Ultimately success will require an interlinked three-pronged approach of amassing power: activism, advocacy and taking hierarchical positions. Such an approach means that we will need to revolutionise how we think about the environment and about our goals. The environment can no longer be just another special interest and our goal can no longer be simply redistributing power back to the masses. The environment must become a centrepiece of a resurgent political Left and eventually become bipartisan, as the Right has done with economic rationalism. Deregulation and free trade went from being a polarised issue for the Right to one that is accepted and pursued by Right and Left. Our goal needs to be integrating into the political Left and reviving it to champion our cause. Our goal needs to shift to having leaders across society being members of our movement.
Naturally we will need to look beyond politics as well. We need to start making alliances with the private sector as well to give us the resources and funding to challenge our Goliath. The insurance and renewable energy industries are both growing, vibrant industries with a large vested interest in addressing climate change. If we are to balance power and boost our advocacy then we need to move beyond blanket opposition to corporations and cultivating these coalitions.
All of this will challenge our culture and our identity.
The environmental movement and the Left in general, have thought of themselves as a source of resistance for far too long. We look at ourselves as heroic guerrilla forces throwing spanners into some dark and unstoppable leviathan. That identity will never allow us to actually reshape the system, it will only ever allow for spirited but ultimately futile opposition. In order to succeed we need to want to become the leviathan.
Once we can become a true power and not simply an accountability mechanism, than we will be a force to be reckoned with.
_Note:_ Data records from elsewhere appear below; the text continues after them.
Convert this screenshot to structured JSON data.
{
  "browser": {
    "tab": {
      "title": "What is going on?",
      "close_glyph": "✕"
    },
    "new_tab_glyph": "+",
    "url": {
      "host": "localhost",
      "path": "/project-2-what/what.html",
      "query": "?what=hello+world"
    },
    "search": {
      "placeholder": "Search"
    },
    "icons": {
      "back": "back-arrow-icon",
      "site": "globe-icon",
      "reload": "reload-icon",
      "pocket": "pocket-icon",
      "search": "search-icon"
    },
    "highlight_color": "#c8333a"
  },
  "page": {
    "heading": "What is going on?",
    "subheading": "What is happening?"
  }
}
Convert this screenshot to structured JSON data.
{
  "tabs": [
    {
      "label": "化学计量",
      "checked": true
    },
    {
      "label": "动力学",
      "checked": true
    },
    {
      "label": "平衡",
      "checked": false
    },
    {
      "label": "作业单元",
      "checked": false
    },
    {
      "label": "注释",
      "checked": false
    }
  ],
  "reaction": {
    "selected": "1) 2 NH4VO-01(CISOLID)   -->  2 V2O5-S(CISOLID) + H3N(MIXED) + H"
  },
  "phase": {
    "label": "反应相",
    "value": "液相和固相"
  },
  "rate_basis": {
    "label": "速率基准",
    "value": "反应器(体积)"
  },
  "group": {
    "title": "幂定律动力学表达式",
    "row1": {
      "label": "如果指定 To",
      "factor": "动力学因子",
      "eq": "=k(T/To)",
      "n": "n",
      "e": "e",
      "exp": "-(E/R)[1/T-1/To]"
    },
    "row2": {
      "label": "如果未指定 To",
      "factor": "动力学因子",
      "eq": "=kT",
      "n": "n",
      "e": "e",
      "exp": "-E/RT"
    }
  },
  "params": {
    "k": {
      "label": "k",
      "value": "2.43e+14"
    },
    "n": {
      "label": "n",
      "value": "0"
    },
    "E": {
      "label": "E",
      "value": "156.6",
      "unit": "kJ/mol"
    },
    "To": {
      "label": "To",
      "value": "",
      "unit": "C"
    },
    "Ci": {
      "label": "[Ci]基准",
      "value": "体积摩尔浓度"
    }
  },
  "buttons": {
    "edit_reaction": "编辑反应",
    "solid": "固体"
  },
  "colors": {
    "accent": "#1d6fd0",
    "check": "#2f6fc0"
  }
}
The weapons of the Right, if we use them wisely, hold the seeds to their own demise.